(Beginning of Study material)

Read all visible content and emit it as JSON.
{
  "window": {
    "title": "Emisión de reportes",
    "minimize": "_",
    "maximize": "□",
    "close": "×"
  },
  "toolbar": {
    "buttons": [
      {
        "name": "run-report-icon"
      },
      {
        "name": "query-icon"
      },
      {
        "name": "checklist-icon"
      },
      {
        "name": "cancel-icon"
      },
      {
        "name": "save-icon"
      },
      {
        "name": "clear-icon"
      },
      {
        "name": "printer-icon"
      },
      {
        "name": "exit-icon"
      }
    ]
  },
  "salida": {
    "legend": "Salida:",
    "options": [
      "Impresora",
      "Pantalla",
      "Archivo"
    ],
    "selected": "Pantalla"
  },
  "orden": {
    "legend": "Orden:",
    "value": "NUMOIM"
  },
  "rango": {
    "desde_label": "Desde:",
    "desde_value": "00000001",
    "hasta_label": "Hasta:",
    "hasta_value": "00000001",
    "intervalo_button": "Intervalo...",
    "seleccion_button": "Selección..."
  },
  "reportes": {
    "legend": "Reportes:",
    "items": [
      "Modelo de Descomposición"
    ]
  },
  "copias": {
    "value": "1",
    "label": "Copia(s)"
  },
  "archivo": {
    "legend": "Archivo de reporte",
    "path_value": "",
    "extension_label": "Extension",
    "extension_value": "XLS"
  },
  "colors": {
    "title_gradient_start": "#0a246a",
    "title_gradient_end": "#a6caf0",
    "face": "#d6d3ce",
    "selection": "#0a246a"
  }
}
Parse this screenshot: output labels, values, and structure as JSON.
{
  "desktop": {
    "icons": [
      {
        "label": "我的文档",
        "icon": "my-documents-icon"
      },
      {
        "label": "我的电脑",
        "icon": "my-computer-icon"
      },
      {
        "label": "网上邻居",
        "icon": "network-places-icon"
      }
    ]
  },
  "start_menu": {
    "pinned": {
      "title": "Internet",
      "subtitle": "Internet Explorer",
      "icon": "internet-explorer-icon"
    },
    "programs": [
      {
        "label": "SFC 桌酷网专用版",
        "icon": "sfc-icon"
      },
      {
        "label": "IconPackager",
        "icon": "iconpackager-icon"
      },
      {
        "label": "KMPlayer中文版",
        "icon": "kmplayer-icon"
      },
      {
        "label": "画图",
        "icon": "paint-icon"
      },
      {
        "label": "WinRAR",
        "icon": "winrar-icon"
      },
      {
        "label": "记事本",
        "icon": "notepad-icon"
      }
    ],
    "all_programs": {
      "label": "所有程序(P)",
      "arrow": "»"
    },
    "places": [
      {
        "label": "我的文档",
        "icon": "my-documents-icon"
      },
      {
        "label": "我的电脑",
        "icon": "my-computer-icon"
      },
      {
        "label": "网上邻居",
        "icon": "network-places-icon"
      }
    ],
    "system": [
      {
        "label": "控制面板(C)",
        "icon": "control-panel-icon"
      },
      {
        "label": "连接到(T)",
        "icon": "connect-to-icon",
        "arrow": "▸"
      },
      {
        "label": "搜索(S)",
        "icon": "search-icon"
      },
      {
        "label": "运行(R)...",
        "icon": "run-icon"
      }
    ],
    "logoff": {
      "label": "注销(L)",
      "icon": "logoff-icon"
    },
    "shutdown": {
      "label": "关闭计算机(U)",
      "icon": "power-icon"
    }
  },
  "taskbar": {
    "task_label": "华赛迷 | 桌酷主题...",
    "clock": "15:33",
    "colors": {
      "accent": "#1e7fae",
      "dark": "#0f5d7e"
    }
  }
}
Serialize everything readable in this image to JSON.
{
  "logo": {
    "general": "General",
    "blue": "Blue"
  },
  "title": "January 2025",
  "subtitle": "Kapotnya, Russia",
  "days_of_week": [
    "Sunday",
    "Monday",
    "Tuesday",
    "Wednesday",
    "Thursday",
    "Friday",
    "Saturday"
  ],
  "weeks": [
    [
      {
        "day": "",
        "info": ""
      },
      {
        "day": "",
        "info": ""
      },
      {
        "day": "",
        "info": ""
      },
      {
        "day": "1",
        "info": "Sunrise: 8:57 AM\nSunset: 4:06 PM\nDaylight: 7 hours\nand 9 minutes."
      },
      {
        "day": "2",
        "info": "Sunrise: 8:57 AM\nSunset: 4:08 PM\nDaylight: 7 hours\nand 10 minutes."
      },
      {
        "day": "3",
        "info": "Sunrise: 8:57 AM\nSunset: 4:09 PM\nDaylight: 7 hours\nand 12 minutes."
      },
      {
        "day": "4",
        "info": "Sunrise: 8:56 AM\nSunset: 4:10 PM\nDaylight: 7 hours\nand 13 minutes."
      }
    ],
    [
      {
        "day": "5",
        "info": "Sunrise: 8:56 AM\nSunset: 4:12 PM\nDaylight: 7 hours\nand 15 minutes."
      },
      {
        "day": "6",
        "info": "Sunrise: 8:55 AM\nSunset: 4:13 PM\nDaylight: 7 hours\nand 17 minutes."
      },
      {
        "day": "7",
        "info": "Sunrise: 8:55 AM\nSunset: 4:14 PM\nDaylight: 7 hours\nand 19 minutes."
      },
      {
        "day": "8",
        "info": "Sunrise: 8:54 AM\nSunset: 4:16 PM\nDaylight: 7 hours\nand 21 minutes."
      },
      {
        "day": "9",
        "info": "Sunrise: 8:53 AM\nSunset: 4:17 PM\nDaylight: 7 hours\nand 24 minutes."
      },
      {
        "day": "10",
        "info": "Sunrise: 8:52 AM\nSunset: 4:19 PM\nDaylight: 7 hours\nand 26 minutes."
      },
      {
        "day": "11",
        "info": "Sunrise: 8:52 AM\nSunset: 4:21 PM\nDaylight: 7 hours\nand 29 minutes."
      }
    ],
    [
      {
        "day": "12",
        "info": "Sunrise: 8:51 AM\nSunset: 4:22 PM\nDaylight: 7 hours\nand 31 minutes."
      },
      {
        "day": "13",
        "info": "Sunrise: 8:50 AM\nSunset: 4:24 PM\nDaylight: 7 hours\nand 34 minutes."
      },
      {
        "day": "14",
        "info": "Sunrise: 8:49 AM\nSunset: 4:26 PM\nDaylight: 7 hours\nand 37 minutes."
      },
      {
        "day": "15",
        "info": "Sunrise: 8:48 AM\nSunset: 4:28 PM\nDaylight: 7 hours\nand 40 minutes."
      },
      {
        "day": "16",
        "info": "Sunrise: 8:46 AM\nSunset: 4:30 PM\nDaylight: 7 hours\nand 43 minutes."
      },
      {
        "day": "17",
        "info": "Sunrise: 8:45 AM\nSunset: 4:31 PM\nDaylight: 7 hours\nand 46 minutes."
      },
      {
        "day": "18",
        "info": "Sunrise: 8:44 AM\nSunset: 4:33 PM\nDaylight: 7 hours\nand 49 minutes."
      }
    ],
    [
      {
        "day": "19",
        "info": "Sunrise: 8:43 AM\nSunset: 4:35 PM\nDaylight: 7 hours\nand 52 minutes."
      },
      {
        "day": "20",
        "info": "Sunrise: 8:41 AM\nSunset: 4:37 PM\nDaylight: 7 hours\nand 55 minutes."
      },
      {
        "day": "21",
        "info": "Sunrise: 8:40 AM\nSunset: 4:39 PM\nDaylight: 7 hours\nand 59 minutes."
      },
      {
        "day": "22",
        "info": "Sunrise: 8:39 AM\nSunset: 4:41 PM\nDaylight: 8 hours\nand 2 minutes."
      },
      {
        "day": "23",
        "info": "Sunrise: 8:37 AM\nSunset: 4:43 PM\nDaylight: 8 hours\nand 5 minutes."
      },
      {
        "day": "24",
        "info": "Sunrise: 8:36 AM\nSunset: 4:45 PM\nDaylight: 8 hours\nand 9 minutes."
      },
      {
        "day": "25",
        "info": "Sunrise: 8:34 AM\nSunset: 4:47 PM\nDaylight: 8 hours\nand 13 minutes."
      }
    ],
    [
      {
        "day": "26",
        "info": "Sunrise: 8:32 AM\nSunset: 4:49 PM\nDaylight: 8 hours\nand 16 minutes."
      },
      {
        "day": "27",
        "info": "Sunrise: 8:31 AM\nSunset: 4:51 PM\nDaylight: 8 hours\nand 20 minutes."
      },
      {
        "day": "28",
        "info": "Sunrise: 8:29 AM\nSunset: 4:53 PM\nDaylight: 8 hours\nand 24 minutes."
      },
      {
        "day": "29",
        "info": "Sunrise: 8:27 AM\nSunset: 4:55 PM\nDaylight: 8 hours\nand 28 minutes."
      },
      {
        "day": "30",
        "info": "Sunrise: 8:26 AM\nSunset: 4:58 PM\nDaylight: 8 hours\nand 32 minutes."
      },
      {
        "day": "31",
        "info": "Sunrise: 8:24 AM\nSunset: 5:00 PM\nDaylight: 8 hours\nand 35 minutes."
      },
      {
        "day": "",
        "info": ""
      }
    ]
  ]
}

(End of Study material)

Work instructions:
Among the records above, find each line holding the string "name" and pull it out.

Response to this task:
        "name": "run-report-icon"
        "name": "query-icon"
        "name": "checklist-icon"
        "name": "cancel-icon"
        "name": "save-icon"
        "name": "clear-icon"
        "name": "printer-icon"
        "name": "exit-icon"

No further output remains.